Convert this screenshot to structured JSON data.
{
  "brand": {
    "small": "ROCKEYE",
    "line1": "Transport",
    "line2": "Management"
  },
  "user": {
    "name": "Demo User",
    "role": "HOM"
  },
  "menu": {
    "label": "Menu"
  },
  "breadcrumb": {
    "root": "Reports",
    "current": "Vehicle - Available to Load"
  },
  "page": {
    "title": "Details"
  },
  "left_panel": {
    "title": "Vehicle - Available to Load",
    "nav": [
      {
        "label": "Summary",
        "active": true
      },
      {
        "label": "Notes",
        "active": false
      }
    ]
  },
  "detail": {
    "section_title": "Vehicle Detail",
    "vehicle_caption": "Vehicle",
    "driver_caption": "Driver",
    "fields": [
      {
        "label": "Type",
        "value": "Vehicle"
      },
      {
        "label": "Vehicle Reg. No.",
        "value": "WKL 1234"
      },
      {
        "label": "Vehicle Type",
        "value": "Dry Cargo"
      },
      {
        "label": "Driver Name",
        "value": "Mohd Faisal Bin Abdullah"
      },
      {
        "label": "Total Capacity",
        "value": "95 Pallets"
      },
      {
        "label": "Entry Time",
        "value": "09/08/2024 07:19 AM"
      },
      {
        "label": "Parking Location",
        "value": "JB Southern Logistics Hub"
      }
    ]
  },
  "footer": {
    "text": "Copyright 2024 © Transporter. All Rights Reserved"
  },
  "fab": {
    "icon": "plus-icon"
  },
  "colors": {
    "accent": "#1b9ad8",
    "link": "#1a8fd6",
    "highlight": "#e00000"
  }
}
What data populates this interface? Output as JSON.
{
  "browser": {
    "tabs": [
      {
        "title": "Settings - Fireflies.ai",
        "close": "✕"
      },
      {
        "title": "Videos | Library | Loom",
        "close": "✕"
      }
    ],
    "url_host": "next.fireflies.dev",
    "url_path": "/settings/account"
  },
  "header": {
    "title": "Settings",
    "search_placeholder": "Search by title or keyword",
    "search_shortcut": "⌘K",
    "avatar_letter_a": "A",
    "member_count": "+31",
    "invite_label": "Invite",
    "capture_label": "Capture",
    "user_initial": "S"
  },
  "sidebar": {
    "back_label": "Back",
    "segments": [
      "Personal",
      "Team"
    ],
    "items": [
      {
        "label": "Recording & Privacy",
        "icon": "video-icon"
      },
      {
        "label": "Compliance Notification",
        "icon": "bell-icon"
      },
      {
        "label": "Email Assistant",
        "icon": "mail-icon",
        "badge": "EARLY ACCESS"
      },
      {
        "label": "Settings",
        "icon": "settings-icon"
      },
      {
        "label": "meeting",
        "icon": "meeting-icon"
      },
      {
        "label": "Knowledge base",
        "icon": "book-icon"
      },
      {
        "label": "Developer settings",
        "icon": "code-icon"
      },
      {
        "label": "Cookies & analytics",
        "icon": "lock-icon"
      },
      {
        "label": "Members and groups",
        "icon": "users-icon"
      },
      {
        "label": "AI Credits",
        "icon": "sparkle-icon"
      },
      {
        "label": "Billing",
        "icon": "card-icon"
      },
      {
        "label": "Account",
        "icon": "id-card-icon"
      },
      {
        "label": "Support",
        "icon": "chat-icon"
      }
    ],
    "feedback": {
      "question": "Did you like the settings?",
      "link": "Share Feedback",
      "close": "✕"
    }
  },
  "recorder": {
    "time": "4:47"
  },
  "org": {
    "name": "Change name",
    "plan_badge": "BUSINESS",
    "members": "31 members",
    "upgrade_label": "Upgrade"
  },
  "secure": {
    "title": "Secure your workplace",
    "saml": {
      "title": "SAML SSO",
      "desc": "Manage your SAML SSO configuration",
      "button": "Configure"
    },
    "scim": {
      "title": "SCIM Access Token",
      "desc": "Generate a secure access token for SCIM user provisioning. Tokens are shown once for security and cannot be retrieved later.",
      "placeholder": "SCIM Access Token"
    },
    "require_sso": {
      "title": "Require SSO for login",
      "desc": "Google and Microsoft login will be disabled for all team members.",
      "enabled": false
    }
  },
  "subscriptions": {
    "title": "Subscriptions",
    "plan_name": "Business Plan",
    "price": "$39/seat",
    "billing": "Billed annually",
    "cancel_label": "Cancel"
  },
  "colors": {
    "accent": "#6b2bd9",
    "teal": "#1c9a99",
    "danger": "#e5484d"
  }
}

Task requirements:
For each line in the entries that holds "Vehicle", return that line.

Answer box:
    "current": "Vehicle - Available to Load"
    "title": "Vehicle - Available to Load",
    "section_title": "Vehicle Detail",
    "vehicle_caption": "Vehicle",
        "value": "Vehicle"
        "label": "Vehicle Reg. No.",
        "label": "Vehicle Type",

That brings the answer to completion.